■ What to do:
Report every line of the entries that contains the word "this".

▬▬▬▬▬▬▬▬▬▬

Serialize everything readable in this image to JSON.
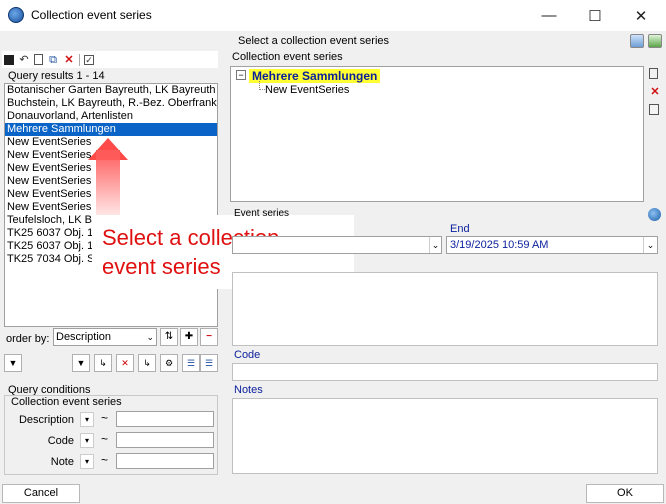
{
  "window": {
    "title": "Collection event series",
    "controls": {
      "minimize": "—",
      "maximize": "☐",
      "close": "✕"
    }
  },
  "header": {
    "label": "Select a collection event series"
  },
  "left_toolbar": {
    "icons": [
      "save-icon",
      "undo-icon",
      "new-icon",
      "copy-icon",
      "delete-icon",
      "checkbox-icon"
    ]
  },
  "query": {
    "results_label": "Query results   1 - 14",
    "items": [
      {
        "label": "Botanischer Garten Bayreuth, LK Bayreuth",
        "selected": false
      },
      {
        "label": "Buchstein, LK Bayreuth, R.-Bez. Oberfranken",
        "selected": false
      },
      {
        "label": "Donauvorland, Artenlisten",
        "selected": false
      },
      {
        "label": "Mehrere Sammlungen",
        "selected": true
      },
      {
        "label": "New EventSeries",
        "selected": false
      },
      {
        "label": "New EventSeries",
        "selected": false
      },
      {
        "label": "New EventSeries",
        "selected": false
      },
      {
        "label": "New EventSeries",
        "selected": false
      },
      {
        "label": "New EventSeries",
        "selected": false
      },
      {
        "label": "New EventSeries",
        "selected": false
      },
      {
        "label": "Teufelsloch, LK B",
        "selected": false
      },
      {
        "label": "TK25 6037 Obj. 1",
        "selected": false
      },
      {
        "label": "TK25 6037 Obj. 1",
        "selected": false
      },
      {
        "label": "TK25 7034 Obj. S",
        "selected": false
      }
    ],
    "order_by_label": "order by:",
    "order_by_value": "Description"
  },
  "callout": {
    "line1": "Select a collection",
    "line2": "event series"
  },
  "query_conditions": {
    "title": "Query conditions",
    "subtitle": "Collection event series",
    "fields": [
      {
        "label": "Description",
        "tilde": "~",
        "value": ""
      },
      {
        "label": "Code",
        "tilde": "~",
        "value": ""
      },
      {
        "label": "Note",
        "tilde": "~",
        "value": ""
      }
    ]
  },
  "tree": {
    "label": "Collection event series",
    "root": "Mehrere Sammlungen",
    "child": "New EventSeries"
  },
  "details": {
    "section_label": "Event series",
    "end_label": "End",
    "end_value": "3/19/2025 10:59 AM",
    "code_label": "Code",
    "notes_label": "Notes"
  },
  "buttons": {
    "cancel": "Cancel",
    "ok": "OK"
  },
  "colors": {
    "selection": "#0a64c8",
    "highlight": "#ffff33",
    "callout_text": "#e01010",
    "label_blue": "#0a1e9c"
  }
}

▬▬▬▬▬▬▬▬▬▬

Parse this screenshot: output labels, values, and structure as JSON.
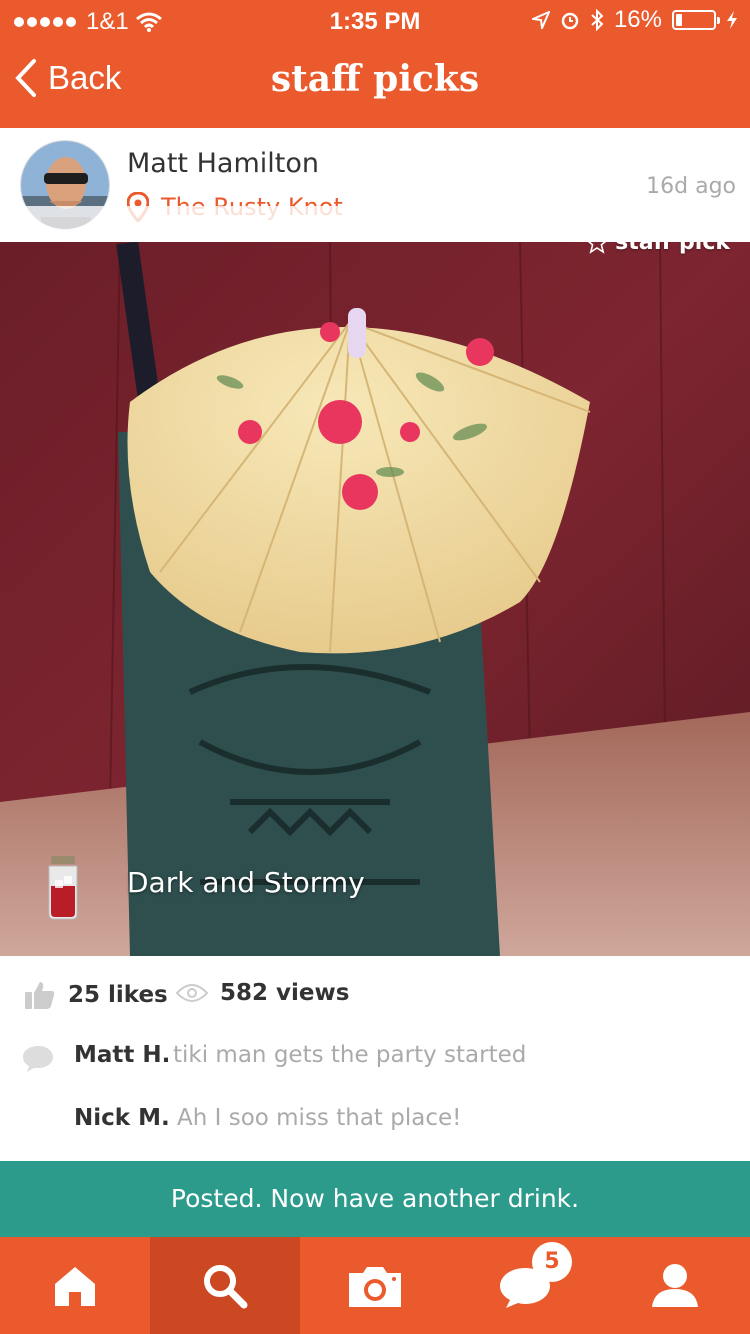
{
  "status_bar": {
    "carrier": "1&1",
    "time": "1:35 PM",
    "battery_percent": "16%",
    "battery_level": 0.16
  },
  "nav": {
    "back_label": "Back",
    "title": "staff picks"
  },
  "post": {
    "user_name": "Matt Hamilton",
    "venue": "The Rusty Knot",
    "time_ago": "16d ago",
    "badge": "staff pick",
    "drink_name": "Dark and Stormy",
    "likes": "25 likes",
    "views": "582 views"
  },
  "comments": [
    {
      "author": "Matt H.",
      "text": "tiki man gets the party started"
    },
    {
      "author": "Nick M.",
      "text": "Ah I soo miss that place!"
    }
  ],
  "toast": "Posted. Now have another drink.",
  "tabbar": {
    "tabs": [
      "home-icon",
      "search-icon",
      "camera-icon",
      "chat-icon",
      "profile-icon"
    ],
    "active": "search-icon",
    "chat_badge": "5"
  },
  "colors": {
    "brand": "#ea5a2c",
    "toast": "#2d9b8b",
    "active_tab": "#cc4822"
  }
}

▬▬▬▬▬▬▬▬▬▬

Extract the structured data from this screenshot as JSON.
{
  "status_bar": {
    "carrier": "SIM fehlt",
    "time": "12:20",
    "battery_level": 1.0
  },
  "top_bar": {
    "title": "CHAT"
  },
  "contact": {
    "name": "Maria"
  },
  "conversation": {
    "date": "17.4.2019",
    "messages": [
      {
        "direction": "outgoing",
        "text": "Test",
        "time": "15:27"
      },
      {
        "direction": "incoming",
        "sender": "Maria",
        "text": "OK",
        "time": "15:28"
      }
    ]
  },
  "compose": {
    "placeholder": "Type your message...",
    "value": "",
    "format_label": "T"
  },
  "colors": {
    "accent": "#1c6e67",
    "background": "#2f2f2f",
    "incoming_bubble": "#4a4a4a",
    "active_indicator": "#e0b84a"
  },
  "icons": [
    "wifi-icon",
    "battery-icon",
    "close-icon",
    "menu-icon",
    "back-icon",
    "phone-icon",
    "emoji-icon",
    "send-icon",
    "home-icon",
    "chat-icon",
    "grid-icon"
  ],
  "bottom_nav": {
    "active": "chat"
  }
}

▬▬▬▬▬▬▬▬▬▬

■ Response:
Serialize everything readable in this image to JSON.
Parse this screenshot: output labels, values, and structure as JSON.
Extract the structured data from this screenshot as JSON.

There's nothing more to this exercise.